But there are times when he just doesn’t know the word for what he wants to say, so he tries ever so hard to describe it. An example would be: “Mummy? Mummy? Please can we get a … a … what are cats called when they’re really small?”
“That’s it! Yes, please can we get a kitten?” (The answer was no. Mean mummy!)
But he flummoxed me the other day when he asked if he could go to the “castle with pointy bits”.
I racked my brains. “Atlantis? Where Aquaventure is?”
“The Tower of London?” Who knows what they’ve been learning in school.
“No!” (Rise in pitch denoting increasing frustration).
“Darling, you’re going to have to help me a bit more here. I can’t think of a castle with pointy bits.”
“It’s here. On the way to the shops. That castle, you know, with the pointy bits? Can we go to it?”
Here? On the way to the shops? Oh good god, I have no idea what he’s talking about and, if I don’t decipher it in the next 20 seconds, he’s going to go into meltdown.
“Where on the way to the shops?”
“It’s by the car park. You know, the castle with the pointy bits. It goes ‘Allahu akbar!’” (he sings the call to prayer remarkably well). “S goes on Fridays?”
“Oh! The mosque! You want to go to the mosque?”
“Yes,” he says. “I want to see inside. Can we go? Please?”
Can he? Can I take him into our local mosque? I’m ashamed to say I have no idea.
Dear Estate Agent,
Please excuse this direct approach, but I am writing to introduce myself as a homeowner.
In an attempt to put an end to the flood of emails that arrive in my inbox from you, I’d like to let you know that I bought the property in question because I liked it and felt it would be a good investment. Since then, I’ve been pleased with the return on capital investment and I have no plans to sell.
Furthermore, currently living in the apartment are excellent long-term tenants – whom I found myself. If I required a real estate manager, I would call a reputable company.

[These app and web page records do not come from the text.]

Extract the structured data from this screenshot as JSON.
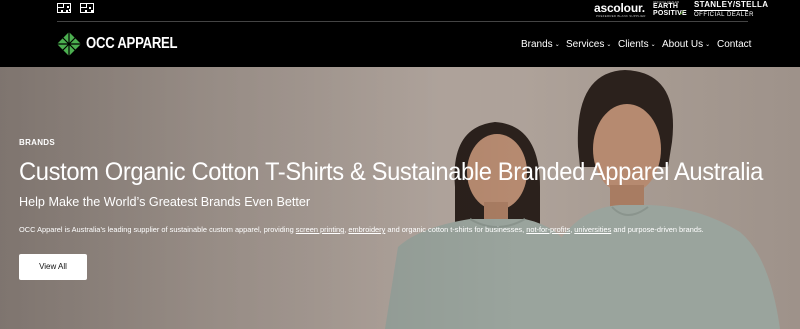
{
  "topbar": {
    "flags": [
      {
        "name": "australian-flag",
        "label": ""
      },
      {
        "name": "aboriginal-flag",
        "label": ""
      }
    ],
    "partners": {
      "ascolour": {
        "name": "ascolour.",
        "tagline": "PREFERRED BLANK SUPPLIER"
      },
      "earth_positive": {
        "top": "OFFICIAL DEALER",
        "line1": "EARTH",
        "line2": "POSITIVE",
        "check": "✓"
      },
      "stanley_stella": {
        "name": "STANLEY/STELLA",
        "tagline": "OFFICIAL DEALER"
      }
    }
  },
  "nav": {
    "logo_text": "OCC APPAREL",
    "items": [
      {
        "label": "Brands",
        "chevron": "⌄"
      },
      {
        "label": "Services",
        "chevron": "⌄"
      },
      {
        "label": "Clients",
        "chevron": "⌄"
      },
      {
        "label": "About Us",
        "chevron": "⌄"
      },
      {
        "label": "Contact",
        "chevron": ""
      }
    ]
  },
  "hero": {
    "kicker": "BRANDS",
    "title": "Custom Organic Cotton T-Shirts & Sustainable Branded Apparel Australia",
    "subtitle": "Help Make the World’s Greatest Brands Even Better",
    "body": {
      "prefix": "OCC Apparel is Australia’s leading supplier of sustainable custom apparel, providing ",
      "link1": "screen printing",
      "sep1": ", ",
      "link2": "embroidery",
      "mid": " and organic cotton t-shirts for businesses, ",
      "link3": "not-for-profits",
      "sep2": ", ",
      "link4": "universities",
      "suffix": " and purpose-driven brands."
    },
    "cta_label": "View All"
  },
  "colors": {
    "header_bg": "#000000",
    "logo_green": "#4caf50",
    "shirt": "#9aa49d",
    "skin": "#b68a70",
    "hair": "#2b211c"
  }
}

But, generally, I find it more cost-effective to advertise the apartment myself and show tenants around myself, rather than having you fleece any potential tenant of two per cent for the pleasure of handing them the front door key that I’ve just handed you.
I’ve no idea how you got my contact details, although I suspect you bought a “list” from some unscrupulous company. I would be delighted, however, if you deleted me from your database and never bothered me again.
Please rest assured that, should I ever require the services of a dodgy fly-by-night real estate company of whom I’ve never heard, I will not hesitate to call you.
When I was nine, my school teacher asked us all what we wanted to be when we grew up. Pony mad, I said I wanted to be a show-jumper. Nick Skelton was, at the time, my hero.
“You want to be a horse?” asked my teacher (he was a bit of a prat, I realise now, looking back).
Well, my show-jumping career never really took off, despite me winning a rosette in a local gymkhana, but these days I find myself thinking more about another type of horse race: The steeplechase.
For those not familiar with the steeplechase, it’s the one where the horses have to gallop flat out for all they’re worth, then leap over various “obstacles” such as fences and ditches that are often much, much higher or longer than the horses are themselves.
They land hard and at high speed – scrunch – then throw themselves straight on towards the next obstacle, nostrils flaring, breath rasping. With no time to prepare, to gather themselves or even to consider what they’re about to do, they hurl themselves over that, too – ad nauseam till the end of the course.
I have to say: It sounds very familiar. I may not have become a show-jumper but, some days I feel more like a steeplechaser than a mum.